As featured in #WorkforceWednesday:  California voters passed Proposition 22, which will exempt app-based transportation and delivery network companies from the state’s AB5 worker classification law. Attorneys Amy Ramsey and Kevin Sullivan tell us what this means for CA employers and the gig economy more broadly. You can read more here.

Video: YouTube

California generally requires that, when employees accrue vacation time during their employment, any accrued but unused vacation time must be paid out at the end of employment.  But so-called “unlimited” vacation policies have generally been understood to be a potential exception to that rule.  Such “unlimited” policies are more accurately referred to as “professional” or

It is not unusual for businesses at risk of employee theft to implement security screenings for employees as they exit the employer’s facilities.  Such screenings are especially common in industries where small, costly items could easily be slipped into a pocket or handbag – jewelry, smartphones, computer chips, etc.

In light of the California Supreme

It seems as though there is a minefield that employers must navigate to ensure that they fulfill their wage and hour obligations to their employees. Employers must somehow comply with overlapping and seemingly contradictory federal, state, district, county, and local requirements. The wave of civil actions that are filed against employers alleging wage and hour

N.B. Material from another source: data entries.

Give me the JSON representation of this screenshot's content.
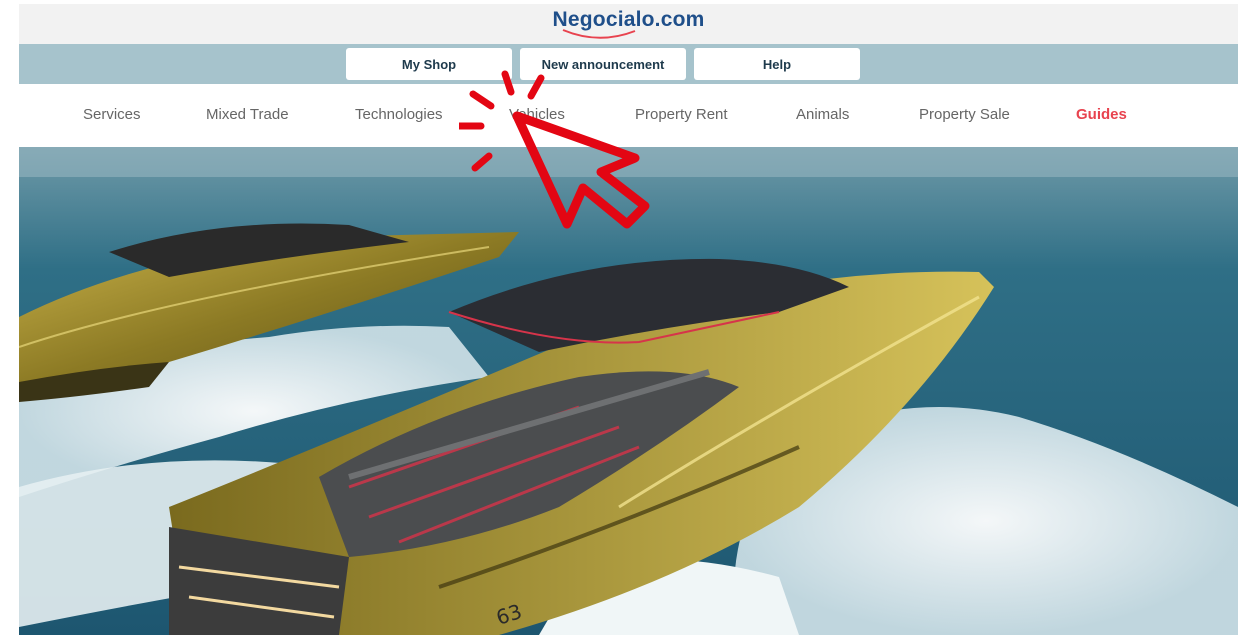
{
  "site": {
    "logo_text": "Negocialo.com"
  },
  "actions": [
    {
      "label": "My Shop"
    },
    {
      "label": "New announcement"
    },
    {
      "label": "Help"
    }
  ],
  "nav": {
    "items": [
      {
        "label": "Services"
      },
      {
        "label": "Mixed Trade"
      },
      {
        "label": "Technologies"
      },
      {
        "label": "Vehicles"
      },
      {
        "label": "Property Rent"
      },
      {
        "label": "Animals"
      },
      {
        "label": "Property Sale"
      },
      {
        "label": "Guides"
      }
    ],
    "active_index": 7
  },
  "hero": {
    "image": "yacht-photo",
    "hull_number": "63"
  },
  "overlay": {
    "icon": "click-cursor-icon",
    "color": "#e30613"
  },
  "colors": {
    "brand_blue": "#1f4f8a",
    "accent_red": "#e8434f",
    "action_bar": "#a6c3cc"
  }
}
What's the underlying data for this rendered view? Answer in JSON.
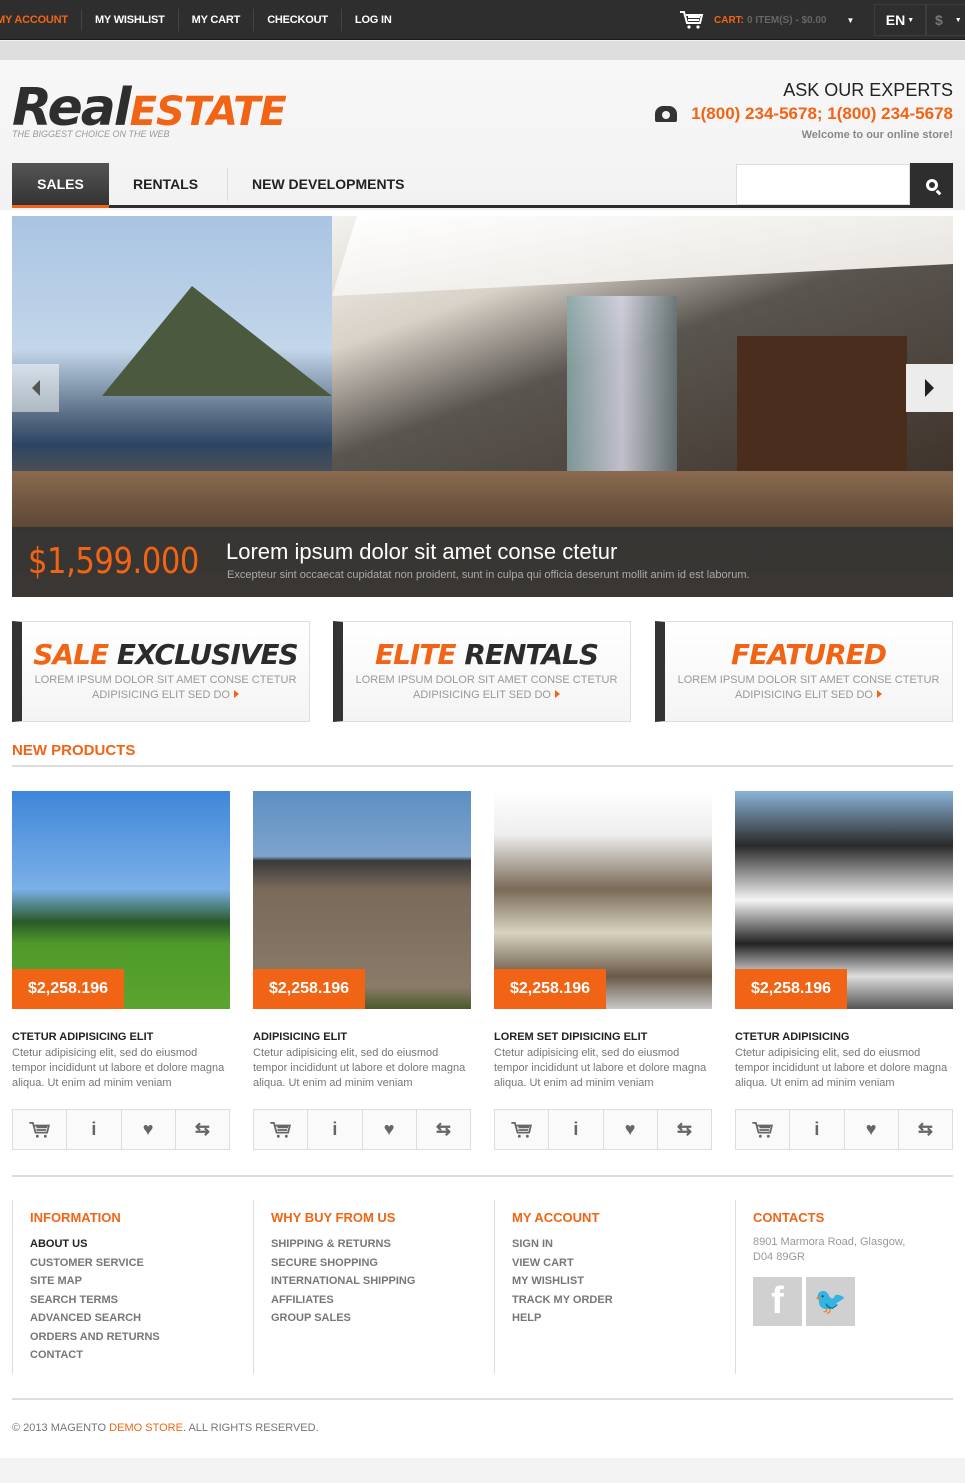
{
  "topbar": {
    "links": [
      "MY ACCOUNT",
      "MY WISHLIST",
      "MY CART",
      "CHECKOUT",
      "LOG IN"
    ],
    "cart_label": "CART:",
    "cart_value": "0 ITEM(S) - $0.00",
    "language": "EN",
    "currency": "$"
  },
  "header": {
    "logo_dark": "Real",
    "logo_orange": "ESTATE",
    "tagline": "THE BIGGEST CHOICE ON THE WEB",
    "ask": "ASK OUR EXPERTS",
    "phone": "1(800) 234-5678; 1(800) 234-5678",
    "welcome": "Welcome to our online store!"
  },
  "nav": {
    "items": [
      "SALES",
      "RENTALS",
      "NEW DEVELOPMENTS"
    ],
    "search_placeholder": ""
  },
  "slider": {
    "price": "$1,599.000",
    "title": "Lorem ipsum dolor sit amet conse ctetur",
    "subtitle": "Excepteur sint occaecat cupidatat non proident, sunt in culpa qui officia deserunt mollit anim id est laborum."
  },
  "banners": [
    {
      "orange": "SALE",
      "dark": "EXCLUSIVES",
      "line1": "LOREM IPSUM DOLOR SIT AMET CONSE CTETUR",
      "line2": "ADIPISICING ELIT SED DO"
    },
    {
      "orange": "ELITE",
      "dark": "RENTALS",
      "line1": "LOREM IPSUM DOLOR SIT AMET CONSE CTETUR",
      "line2": "ADIPISICING ELIT SED DO"
    },
    {
      "orange": "FEATURED",
      "dark": "",
      "line1": "LOREM IPSUM DOLOR SIT AMET CONSE CTETUR",
      "line2": "ADIPISICING ELIT SED DO"
    }
  ],
  "new_products": {
    "title": "NEW PRODUCTS",
    "items": [
      {
        "price": "$2,258.196",
        "name": "CTETUR ADIPISICING ELIT",
        "desc": "Ctetur adipisicing elit, sed do eiusmod tempor incididunt ut labore et dolore magna aliqua. Ut enim ad minim veniam"
      },
      {
        "price": "$2,258.196",
        "name": "ADIPISICING ELIT",
        "desc": "Ctetur adipisicing elit, sed do eiusmod tempor incididunt ut labore et dolore magna aliqua. Ut enim ad minim veniam"
      },
      {
        "price": "$2,258.196",
        "name": "LOREM SET DIPISICING ELIT",
        "desc": "Ctetur adipisicing elit, sed do eiusmod tempor incididunt ut labore et dolore magna aliqua. Ut enim ad minim veniam"
      },
      {
        "price": "$2,258.196",
        "name": "CTETUR ADIPISICING",
        "desc": "Ctetur adipisicing elit, sed do eiusmod tempor incididunt ut labore et dolore magna aliqua. Ut enim ad minim veniam"
      }
    ],
    "action_icons": [
      "cart-icon",
      "info-icon",
      "heart-icon",
      "compare-icon"
    ]
  },
  "footer": {
    "information": {
      "title": "INFORMATION",
      "links": [
        "ABOUT US",
        "CUSTOMER SERVICE",
        "SITE MAP",
        "SEARCH TERMS",
        "ADVANCED SEARCH",
        "ORDERS AND RETURNS",
        "CONTACT"
      ]
    },
    "why_buy": {
      "title": "WHY BUY FROM US",
      "links": [
        "SHIPPING & RETURNS",
        "SECURE SHOPPING",
        "INTERNATIONAL SHIPPING",
        "AFFILIATES",
        "GROUP SALES"
      ]
    },
    "my_account": {
      "title": "MY ACCOUNT",
      "links": [
        "SIGN IN",
        "VIEW CART",
        "MY WISHLIST",
        "TRACK MY ORDER",
        "HELP"
      ]
    },
    "contacts": {
      "title": "CONTACTS",
      "address_line1": "8901 Marmora Road, Glasgow,",
      "address_line2": "D04 89GR"
    },
    "copyright_pre": "© 2013 MAGENTO ",
    "copyright_link": "DEMO STORE",
    "copyright_post": ".  ALL RIGHTS RESERVED."
  },
  "colors": {
    "accent": "#f26415",
    "dark": "#2e2e2e"
  }
}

In bringing meal and rest period claims on behalf of their clients, the plaintiffs’ bar has long argued that merely because there was an alleged meal or rest period violation, there were also “derivative” statutory violations entitling their clients to additional penalties.  By arguing that an employer is also on the hook for such penalties,

As employers with operations in California had feared, Governor Gavin Newsom has signed AB 51, which effectively outlaws mandatory arbitration agreements with employees – a new version of a bill that prior Governor Jerry Brown had vetoed repeatedly while he was in office.

The bill not only prohibits mandatory arbitration agreements, but it also

We have frequently written about California’s Private Attorneys General Act (“PAGA”), a unique statute that allows private individuals to file suit seeking “civil penalties” on behalf of themselves and other “aggrieved employees.”

The only remedy available to employees in actions brought under PAGA is a civil penalty.  That is significant because civil penalties are unlike